--- Records to process ---

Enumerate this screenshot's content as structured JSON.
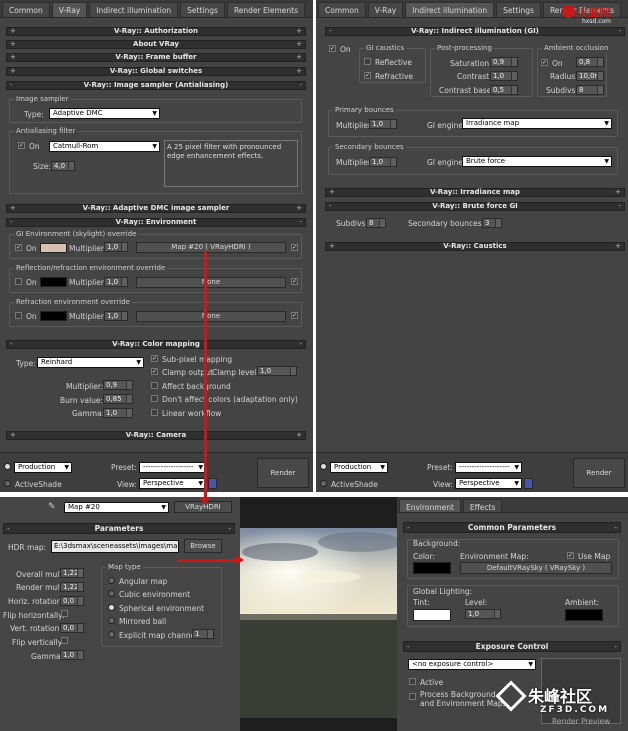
{
  "left_panel": {
    "tabs": [
      "Common",
      "V-Ray",
      "Indirect illumination",
      "Settings",
      "Render Elements"
    ],
    "rollouts": {
      "authorization": "V-Ray:: Authorization",
      "about": "About VRay",
      "frame_buffer": "V-Ray:: Frame buffer",
      "global_switches": "V-Ray:: Global switches",
      "image_sampler": "V-Ray:: Image sampler (Antialiasing)",
      "adaptive_dmc": "V-Ray:: Adaptive DMC image sampler",
      "environment": "V-Ray:: Environment",
      "color_mapping": "V-Ray:: Color mapping",
      "camera": "V-Ray:: Camera"
    },
    "image_sampler": {
      "group": "Image sampler",
      "type_label": "Type:",
      "type_value": "Adaptive DMC"
    },
    "aa_filter": {
      "group": "Antialiasing filter",
      "on_label": "On",
      "filter_value": "Catmull-Rom",
      "description": "A 25 pixel filter with pronounced edge enhancement effects.",
      "size_label": "Size:",
      "size_value": "4,0"
    },
    "environment": {
      "gi_group": "GI Environment (skylight) override",
      "on_label": "On",
      "multiplier_label": "Multiplier:",
      "gi_multiplier": "1,0",
      "gi_map": "Map #20  ( VRayHDRI )",
      "refl_group": "Reflection/refraction environment override",
      "refl_multiplier": "1,0",
      "refl_map": "None",
      "refr_group": "Refraction environment override",
      "refr_multiplier": "1,0",
      "refr_map": "None",
      "gi_color": "#d9bfb2"
    },
    "color_mapping": {
      "type_label": "Type:",
      "type_value": "Reinhard",
      "subpixel": "Sub-pixel mapping",
      "clamp_output": "Clamp output",
      "clamp_level_label": "Clamp level:",
      "clamp_level": "1,0",
      "affect_bg": "Affect background",
      "dont_affect": "Don't affect colors (adaptation only)",
      "linear": "Linear workflow",
      "multiplier_label": "Multiplier:",
      "multiplier": "0,9",
      "burn_label": "Burn value:",
      "burn": "0,85",
      "gamma_label": "Gamma:",
      "gamma": "1,0"
    },
    "bottom": {
      "production": "Production",
      "activeshade": "ActiveShade",
      "preset_label": "Preset:",
      "preset_value": "--------------------",
      "view_label": "View:",
      "view_value": "Perspective",
      "render": "Render"
    }
  },
  "right_panel": {
    "tabs": [
      "Common",
      "V-Ray",
      "Indirect illumination",
      "Settings",
      "Render Elements"
    ],
    "logo_text": "火星网",
    "logo_url": "hxsd.com",
    "rollout_main": "V-Ray:: Indirect illumination (GI)",
    "on_label": "On",
    "gi_caustics": {
      "group": "GI caustics",
      "reflective": "Reflective",
      "refractive": "Refractive"
    },
    "post": {
      "group": "Post-processing",
      "saturation_label": "Saturation",
      "saturation": "0,9",
      "contrast_label": "Contrast",
      "contrast": "1,0",
      "contrast_base_label": "Contrast base",
      "contrast_base": "0,5"
    },
    "ao": {
      "group": "Ambient occlusion",
      "on_label": "On",
      "value": "0,8",
      "radius_label": "Radius",
      "radius": "10,0mi",
      "subdivs_label": "Subdivs",
      "subdivs": "8"
    },
    "primary": {
      "group": "Primary bounces",
      "multiplier_label": "Multiplier",
      "multiplier": "1,0",
      "engine_label": "GI engine",
      "engine": "Irradiance map"
    },
    "secondary": {
      "group": "Secondary bounces",
      "multiplier_label": "Multiplier",
      "multiplier": "1,0",
      "engine_label": "GI engine",
      "engine": "Brute force"
    },
    "rollouts": {
      "irradiance": "V-Ray:: Irradiance map",
      "brute": "V-Ray:: Brute force GI",
      "caustics": "V-Ray:: Caustics"
    },
    "brute": {
      "subdivs_label": "Subdivs:",
      "subdivs": "8",
      "bounces_label": "Secondary bounces:",
      "bounces": "3"
    },
    "bottom": {
      "production": "Production",
      "activeshade": "ActiveShade",
      "preset_label": "Preset:",
      "preset_value": "--------------------",
      "view_label": "View:",
      "view_value": "Perspective",
      "render": "Render"
    }
  },
  "hdri_panel": {
    "map_name": "Map #20",
    "map_type": "VRayHDRI",
    "params_header": "Parameters",
    "hdr_label": "HDR map:",
    "hdr_path": "E:\\3dsmax\\sceneassets\\images\\maps",
    "browse": "Browse",
    "overall_label": "Overall mult:",
    "overall": "1,22",
    "render_label": "Render mult:",
    "render": "1,22",
    "horiz_label": "Horiz. rotation:",
    "horiz": "0,0",
    "flip_h": "Flip horizontally:",
    "vert_label": "Vert. rotation:",
    "vert": "0,0",
    "flip_v": "Flip vertically",
    "gamma_label": "Gamma:",
    "gamma": "1,0",
    "map_type_group": "Map type",
    "types": [
      "Angular map",
      "Cubic environment",
      "Spherical environment",
      "Mirrored ball",
      "Explicit map channel"
    ],
    "channel": "1"
  },
  "env_panel": {
    "tabs": [
      "Environment",
      "Effects"
    ],
    "common_header": "Common Parameters",
    "background_group": "Background:",
    "color_label": "Color:",
    "env_map_label": "Environment Map:",
    "use_map": "Use Map",
    "env_map_value": "DefaultVRaySky  ( VRaySky )",
    "global_lighting": "Global Lighting:",
    "tint_label": "Tint:",
    "level_label": "Level:",
    "level": "1,0",
    "ambient_label": "Ambient:",
    "exposure_header": "Exposure Control",
    "exposure_value": "<no exposure control>",
    "active": "Active",
    "process_bg": "Process Background",
    "env_maps": "and Environment Maps",
    "render_preview": "Render Preview"
  },
  "watermark": {
    "cn": "朱峰社区",
    "en": "ZF3D.COM"
  }
}
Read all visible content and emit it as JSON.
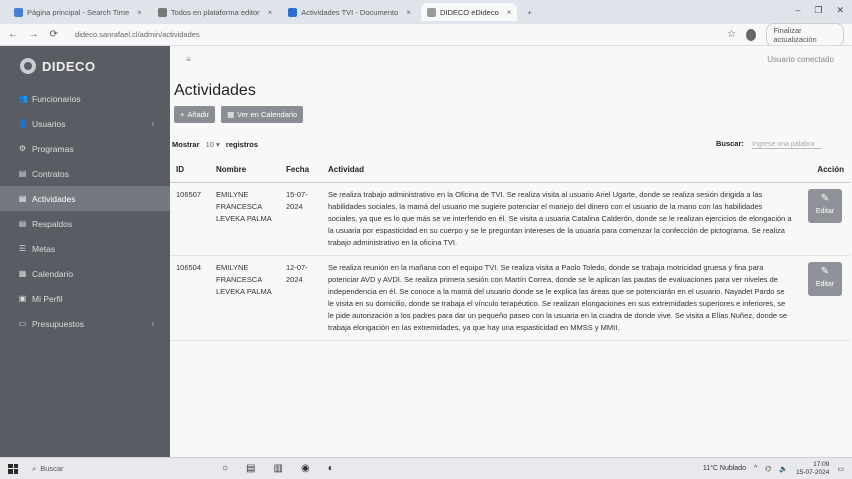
{
  "browser": {
    "tabs": [
      {
        "label": "Página principal - Search Time",
        "fav": "#4a7fd6"
      },
      {
        "label": "Todos en plataforma editor",
        "fav": "#777"
      },
      {
        "label": "Actividades TVI - Documento",
        "fav": "#2d6fd1"
      },
      {
        "label": "DIDECO eDideco",
        "fav": "#999"
      }
    ],
    "url": "dideco.sanrafael.cl/admin/actividades",
    "update_label": "Finalizar actualización"
  },
  "sidebar": {
    "brand": "DIDECO",
    "items": [
      {
        "label": "Funcionarios",
        "icon": "users-icon",
        "glyph": "👥"
      },
      {
        "label": "Usuarios",
        "icon": "user-icon",
        "glyph": "👤",
        "chevron": "‹"
      },
      {
        "label": "Programas",
        "icon": "gear-icon",
        "glyph": "⚙"
      },
      {
        "label": "Contratos",
        "icon": "document-icon",
        "glyph": "▤"
      },
      {
        "label": "Actividades",
        "icon": "document-icon",
        "glyph": "▤",
        "active": true
      },
      {
        "label": "Respaldos",
        "icon": "document-icon",
        "glyph": "▤"
      },
      {
        "label": "Metas",
        "icon": "list-icon",
        "glyph": "☰"
      },
      {
        "label": "Calendario",
        "icon": "calendar-icon",
        "glyph": "▦"
      },
      {
        "label": "Mi Perfil",
        "icon": "id-card-icon",
        "glyph": "▣"
      },
      {
        "label": "Presupuestos",
        "icon": "money-icon",
        "glyph": "▭",
        "chevron": "‹"
      }
    ]
  },
  "main": {
    "menu_glyph": "≡",
    "user_label": "Usuario conectado",
    "title": "Actividades",
    "add_label": "Añadir",
    "calendar_label": "Ver en Calendario",
    "show_label": "Mostrar",
    "show_value": "10",
    "records_label": "registros",
    "search_label": "Buscar:",
    "search_placeholder": "Ingrese una palabra",
    "columns": [
      "ID",
      "Nombre",
      "Fecha",
      "Actividad",
      "Acción"
    ],
    "rows": [
      {
        "id": "106507",
        "name": "EMILYNE FRANCESCA LEVEKA PALMA",
        "date": "15-07-2024",
        "activity": "Se realiza trabajo administrativo en la Oficina de TVI. Se realiza visita al usuario Ariel Ugarte, donde se realiza sesión dirigida a las habilidades sociales, la mamá del usuario me sugiere potenciar el manejo del dinero con el usuario de la mano con las habilidades sociales, ya que es lo que más se ve interferido en él. Se visita a usuaria Catalina Calderón, donde se le realizan ejercicios de elongación a la usuaria por espasticidad en su cuerpo y se le preguntan intereses de la usuaria para comenzar la confección de pictograma. Se realiza trabajo administrativo en la oficina TVI.",
        "edit_label": "Editar"
      },
      {
        "id": "106504",
        "name": "EMILYNE FRANCESCA LEVEKA PALMA",
        "date": "12-07-2024",
        "activity": "Se realiza reunión en la mañana con el equipo TVI. Se realiza visita a Paolo Toledo, donde se trabaja motricidad gruesa y fina para potenciar AVD y AVDI. Se realiza primera sesión con Martín Correa, donde se le aplican las pautas de evaluaciones para ver niveles de independencia en él. Se conoce a la mamá del usuario donde se le explica las áreas que se potenciarán en el usuario. Nayadet Pardo se le visita en su domicilio, donde se trabaja el vínculo terapéutico. Se realizan elongaciones en sus extremidades superiores e inferiores, se le pide autorización a los padres para dar un pequeño paseo con la usuaria en la cuadra de donde vive. Se visita a Elías Nuñez, donde se trabaja elongación en las extremidades, ya que hay una espasticidad en MMSS y MMII.",
        "edit_label": "Editar"
      }
    ]
  },
  "taskbar": {
    "search_label": "Buscar",
    "weather": "11°C Nublado",
    "time": "17:09",
    "date": "15-07-2024"
  }
}
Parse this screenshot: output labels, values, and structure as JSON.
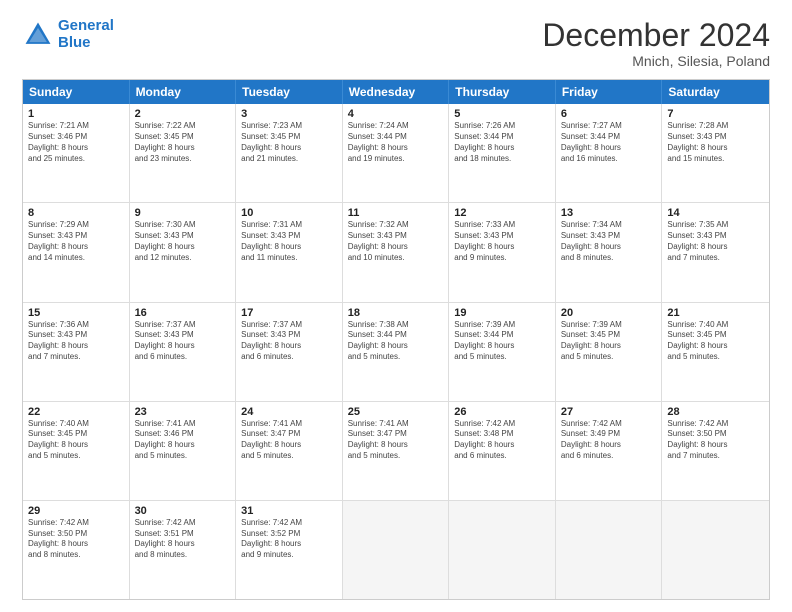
{
  "logo": {
    "line1": "General",
    "line2": "Blue"
  },
  "header": {
    "month": "December 2024",
    "location": "Mnich, Silesia, Poland"
  },
  "weekdays": [
    "Sunday",
    "Monday",
    "Tuesday",
    "Wednesday",
    "Thursday",
    "Friday",
    "Saturday"
  ],
  "weeks": [
    [
      {
        "day": "1",
        "info": "Sunrise: 7:21 AM\nSunset: 3:46 PM\nDaylight: 8 hours\nand 25 minutes."
      },
      {
        "day": "2",
        "info": "Sunrise: 7:22 AM\nSunset: 3:45 PM\nDaylight: 8 hours\nand 23 minutes."
      },
      {
        "day": "3",
        "info": "Sunrise: 7:23 AM\nSunset: 3:45 PM\nDaylight: 8 hours\nand 21 minutes."
      },
      {
        "day": "4",
        "info": "Sunrise: 7:24 AM\nSunset: 3:44 PM\nDaylight: 8 hours\nand 19 minutes."
      },
      {
        "day": "5",
        "info": "Sunrise: 7:26 AM\nSunset: 3:44 PM\nDaylight: 8 hours\nand 18 minutes."
      },
      {
        "day": "6",
        "info": "Sunrise: 7:27 AM\nSunset: 3:44 PM\nDaylight: 8 hours\nand 16 minutes."
      },
      {
        "day": "7",
        "info": "Sunrise: 7:28 AM\nSunset: 3:43 PM\nDaylight: 8 hours\nand 15 minutes."
      }
    ],
    [
      {
        "day": "8",
        "info": "Sunrise: 7:29 AM\nSunset: 3:43 PM\nDaylight: 8 hours\nand 14 minutes."
      },
      {
        "day": "9",
        "info": "Sunrise: 7:30 AM\nSunset: 3:43 PM\nDaylight: 8 hours\nand 12 minutes."
      },
      {
        "day": "10",
        "info": "Sunrise: 7:31 AM\nSunset: 3:43 PM\nDaylight: 8 hours\nand 11 minutes."
      },
      {
        "day": "11",
        "info": "Sunrise: 7:32 AM\nSunset: 3:43 PM\nDaylight: 8 hours\nand 10 minutes."
      },
      {
        "day": "12",
        "info": "Sunrise: 7:33 AM\nSunset: 3:43 PM\nDaylight: 8 hours\nand 9 minutes."
      },
      {
        "day": "13",
        "info": "Sunrise: 7:34 AM\nSunset: 3:43 PM\nDaylight: 8 hours\nand 8 minutes."
      },
      {
        "day": "14",
        "info": "Sunrise: 7:35 AM\nSunset: 3:43 PM\nDaylight: 8 hours\nand 7 minutes."
      }
    ],
    [
      {
        "day": "15",
        "info": "Sunrise: 7:36 AM\nSunset: 3:43 PM\nDaylight: 8 hours\nand 7 minutes."
      },
      {
        "day": "16",
        "info": "Sunrise: 7:37 AM\nSunset: 3:43 PM\nDaylight: 8 hours\nand 6 minutes."
      },
      {
        "day": "17",
        "info": "Sunrise: 7:37 AM\nSunset: 3:43 PM\nDaylight: 8 hours\nand 6 minutes."
      },
      {
        "day": "18",
        "info": "Sunrise: 7:38 AM\nSunset: 3:44 PM\nDaylight: 8 hours\nand 5 minutes."
      },
      {
        "day": "19",
        "info": "Sunrise: 7:39 AM\nSunset: 3:44 PM\nDaylight: 8 hours\nand 5 minutes."
      },
      {
        "day": "20",
        "info": "Sunrise: 7:39 AM\nSunset: 3:45 PM\nDaylight: 8 hours\nand 5 minutes."
      },
      {
        "day": "21",
        "info": "Sunrise: 7:40 AM\nSunset: 3:45 PM\nDaylight: 8 hours\nand 5 minutes."
      }
    ],
    [
      {
        "day": "22",
        "info": "Sunrise: 7:40 AM\nSunset: 3:45 PM\nDaylight: 8 hours\nand 5 minutes."
      },
      {
        "day": "23",
        "info": "Sunrise: 7:41 AM\nSunset: 3:46 PM\nDaylight: 8 hours\nand 5 minutes."
      },
      {
        "day": "24",
        "info": "Sunrise: 7:41 AM\nSunset: 3:47 PM\nDaylight: 8 hours\nand 5 minutes."
      },
      {
        "day": "25",
        "info": "Sunrise: 7:41 AM\nSunset: 3:47 PM\nDaylight: 8 hours\nand 5 minutes."
      },
      {
        "day": "26",
        "info": "Sunrise: 7:42 AM\nSunset: 3:48 PM\nDaylight: 8 hours\nand 6 minutes."
      },
      {
        "day": "27",
        "info": "Sunrise: 7:42 AM\nSunset: 3:49 PM\nDaylight: 8 hours\nand 6 minutes."
      },
      {
        "day": "28",
        "info": "Sunrise: 7:42 AM\nSunset: 3:50 PM\nDaylight: 8 hours\nand 7 minutes."
      }
    ],
    [
      {
        "day": "29",
        "info": "Sunrise: 7:42 AM\nSunset: 3:50 PM\nDaylight: 8 hours\nand 8 minutes."
      },
      {
        "day": "30",
        "info": "Sunrise: 7:42 AM\nSunset: 3:51 PM\nDaylight: 8 hours\nand 8 minutes."
      },
      {
        "day": "31",
        "info": "Sunrise: 7:42 AM\nSunset: 3:52 PM\nDaylight: 8 hours\nand 9 minutes."
      },
      {
        "day": "",
        "info": ""
      },
      {
        "day": "",
        "info": ""
      },
      {
        "day": "",
        "info": ""
      },
      {
        "day": "",
        "info": ""
      }
    ]
  ]
}
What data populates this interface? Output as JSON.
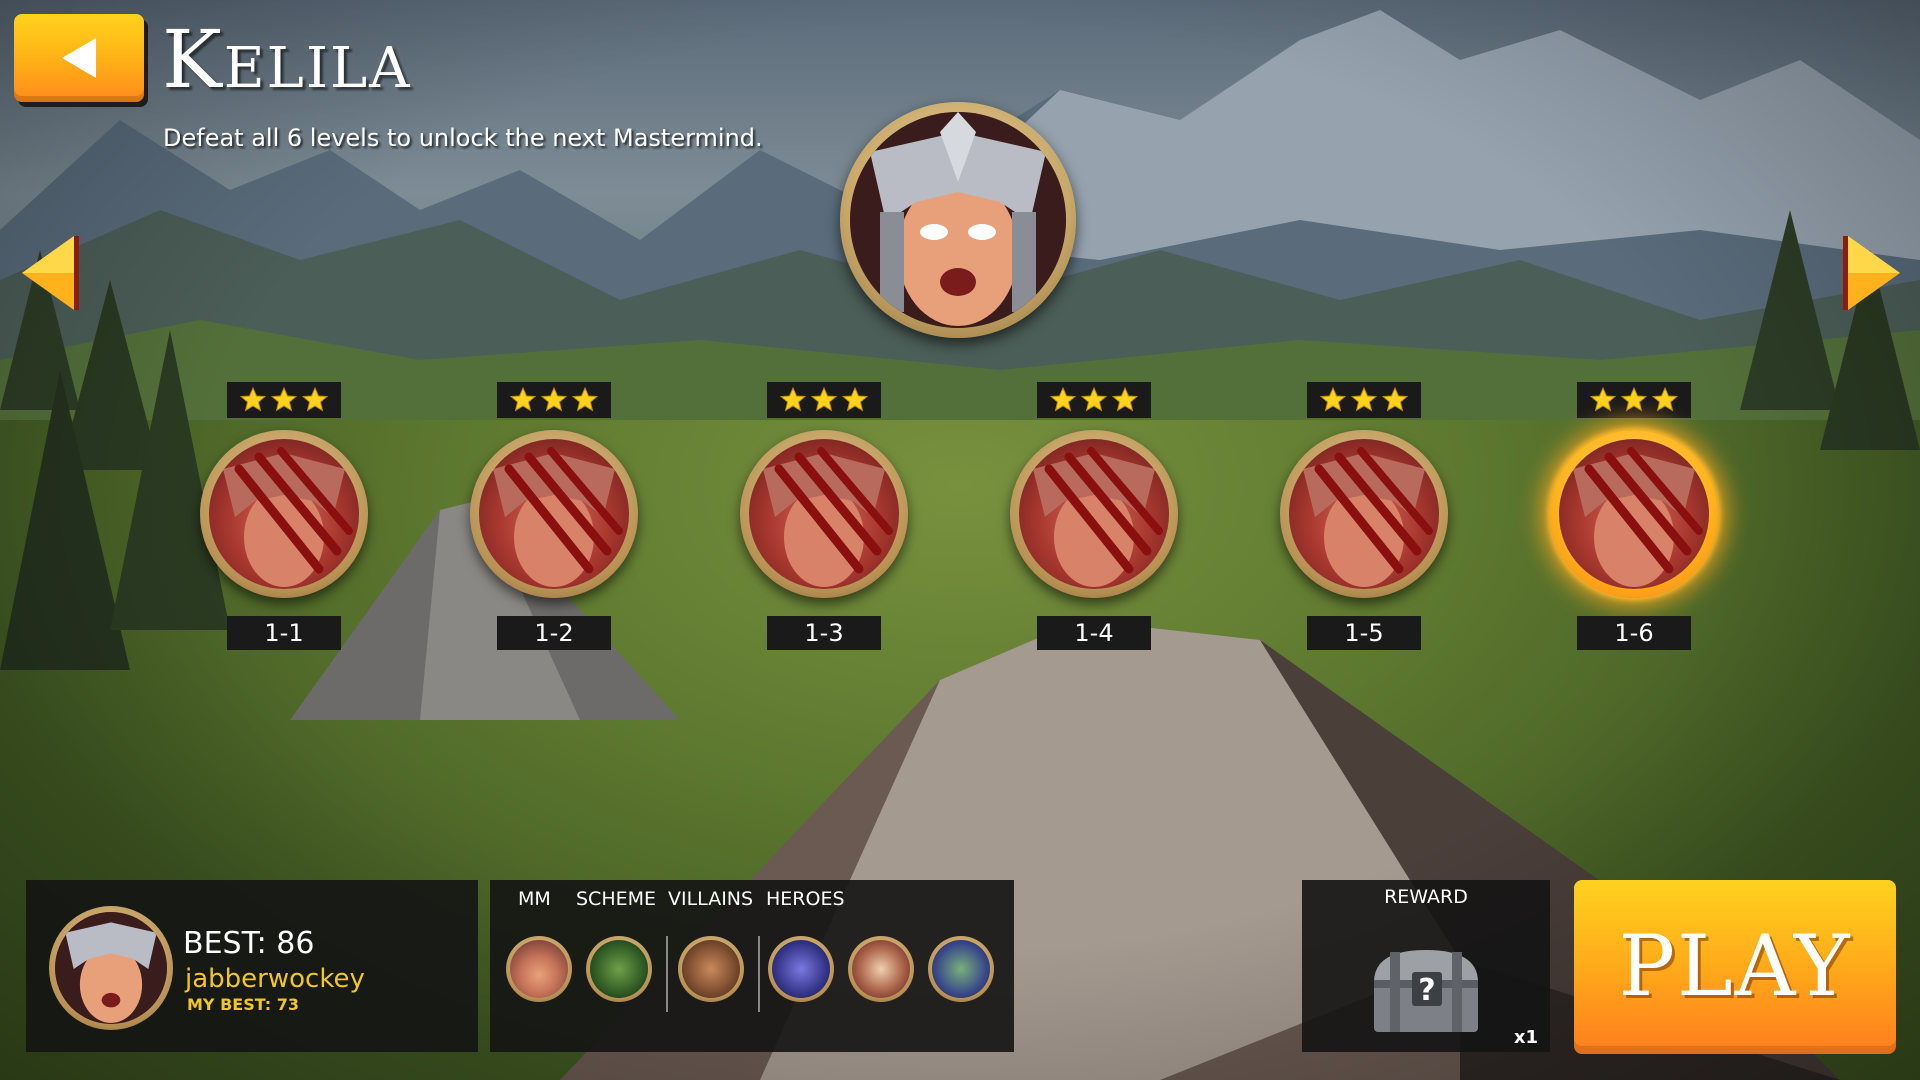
{
  "header": {
    "title": "Kelila",
    "subtitle": "Defeat all 6 levels to unlock the next Mastermind."
  },
  "icons": {
    "back": "back-arrow-icon",
    "prev": "chevron-left-icon",
    "next": "chevron-right-icon",
    "star": "star-icon",
    "reward": "mystery-chest-icon"
  },
  "levels": [
    {
      "label": "1-1",
      "stars": 3,
      "selected": false
    },
    {
      "label": "1-2",
      "stars": 3,
      "selected": false
    },
    {
      "label": "1-3",
      "stars": 3,
      "selected": false
    },
    {
      "label": "1-4",
      "stars": 3,
      "selected": false
    },
    {
      "label": "1-5",
      "stars": 3,
      "selected": false
    },
    {
      "label": "1-6",
      "stars": 3,
      "selected": true
    }
  ],
  "best": {
    "score_label": "BEST: 86",
    "player": "jabberwockey",
    "my_best": "MY BEST: 73"
  },
  "team": {
    "headers": [
      "MM",
      "SCHEME",
      "VILLAINS",
      "HEROES"
    ]
  },
  "reward": {
    "label": "REWARD",
    "count": "x1"
  },
  "play": {
    "label": "PLAY"
  },
  "colors": {
    "accent": "#ffb616",
    "highlight": "#f2c81e",
    "panel": "#141414"
  }
}
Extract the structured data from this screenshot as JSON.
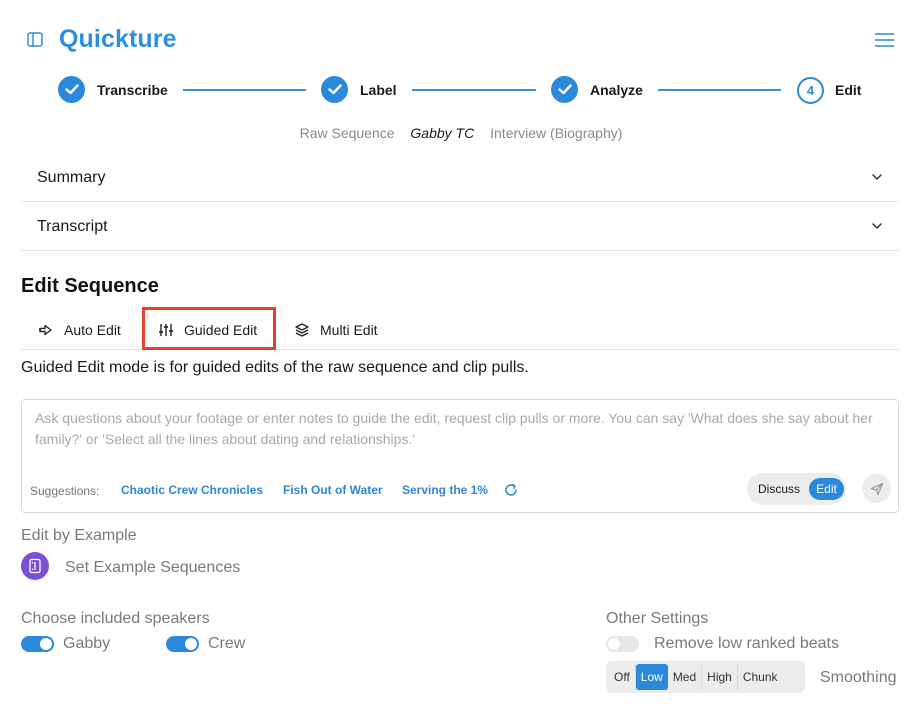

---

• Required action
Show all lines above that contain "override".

• Result of this exercise
      "gi_group": "GI Environment (skylight) override",
      "refl_group": "Reflection/refraction environment override",
      "refr_group": "Refraction environment override",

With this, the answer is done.